Bird colony at one of the islands in the arcipelago
Bird colony at one of the islands in the arcipelago
Nesting common eider in Horsvaer


  • Country: 
  • Site number: 
  • Area: 
    17,036 ha
  • Designation date: 
  • Coordinates: 
    65°18'N 11°40'E
Materials presented on this website, particularly maps and territorial information, are as-is and as-available based on available data and do not imply the expression of any opinion whatsoever on the part of the Secretariat of the Ramsar Convention concerning the legal status of any country, territory, city or area, or of its authorities, or concerning the delimitation of its frontiers or boundaries.


The Site is a representative North European coastal archipelago formed by 360 islands and islets with shallow marine waters, which provides an important breeding location for large numbers of seabirds and waterfowl. The Site supports nationally-threatened species such as the common tern Sterna hirundo, the black guillemot Cepphus grylle and the common guillemot Uria aalge, and there is also a considerable breeding population of the great cormorant Phalacrocorax carbo and of the European shag Phalacrocorax aristotelis. Other species that regularly use the site are the Eurasian otter Lutra lutra and the harbour seal Phoca vitulina. The vegetation on the main islands has been shaped by traditional grazing and harvesting, and the ceasing of these activities is very likely to trigger vegetational succession. The islands are also used for recreation and tourism. When they were inhabited, there was a strong traditional practice of collecting seabird eggs and eider down. Common eiders were provided with homes, often made from old boats turned upside down. Even though the islands are vacated today, this is still practiced to some extent, partly in order to preserve the character of the Site.

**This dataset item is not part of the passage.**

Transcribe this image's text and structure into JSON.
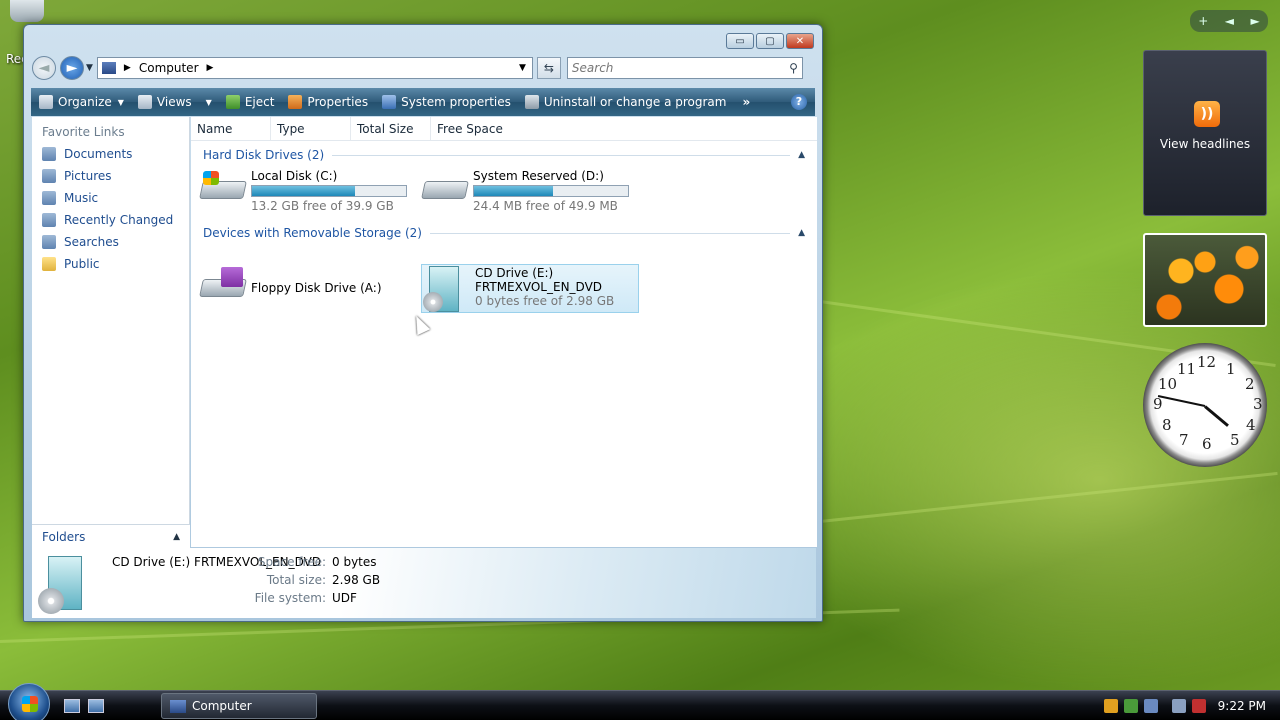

Administrative region: 

  • National legal designation: 
    • Nature Reserve - Horsvær
  • Last publication date: 


Ramsar Information Sheet (RIS)